Gentle Reader, I have completed the piece, and in good time. For a while there I wondered if the deadline would best me. On the 17th, I had reached a point when I thought the goal was in easy sight. I had what seemed a good idea for proceeding, but I couldn't shape it to my satisfaction. I was visited by a second idea which also seemed a good ’un, and which seemed to possess the additional virtue of helping me to get on with the first idea. But it was all rubbish. With a 1 September deadline looming, I knew I had to roll up my sleeves this weekend.  None of my work Saturday morning or early afternoon was worthy of the piece—and I remembered: the eraser is your friend, Karl. I knew I had to excise everything I had been throwing at the score since the 17th, and start fresh, sketching something completely different to the ideas which, for all their seeming so good in the abstract, were a dead end. I set to the fresh work this morning, and that was all I needed. The piece is done and now I have a couple of days to prep the parts. The piece is still going to need a soprano who knows no fear ....

15 August 2021

Coming Into the Home Stretch

Gnarly lasagne with putative pepperoni.
Postcards From Red Squirrel Trail

‘... I've hardly any possessions, almost no friends.’
‘I’m a friend,’ said Russell cheerfully.
‘No, Russell, you aren’t a friend. You have an interesting mind, despite being English, but I wouldn’t say that you were my friend. On the whole I find you vain and frivolous.’ Russell reminded himself quietly that candour was a virtue.

— Terry Eagleton, from “Saints and Scholars”

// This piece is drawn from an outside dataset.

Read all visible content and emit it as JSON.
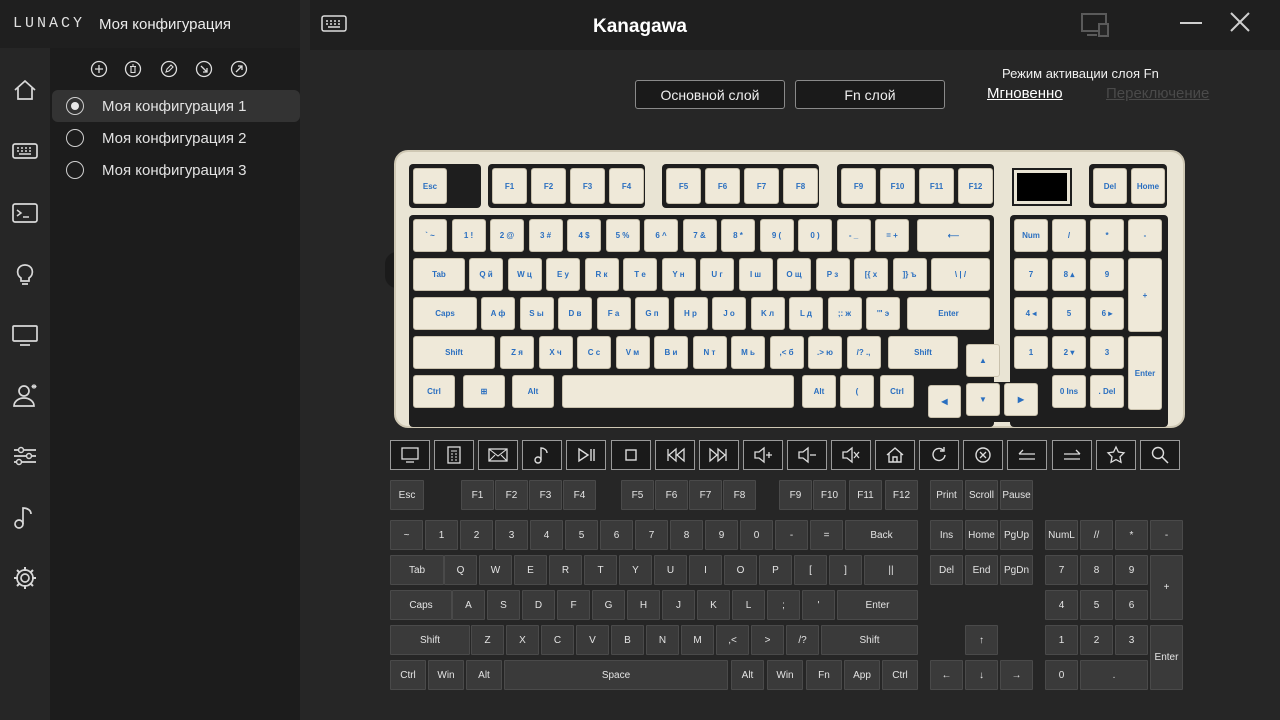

I think I am now finished with the fifth chorus (90) of the Op. 172. Almost at the seven-minute mark, which is just right to pace out the rest. And, speaking of rest, yes, I think I should, thanks.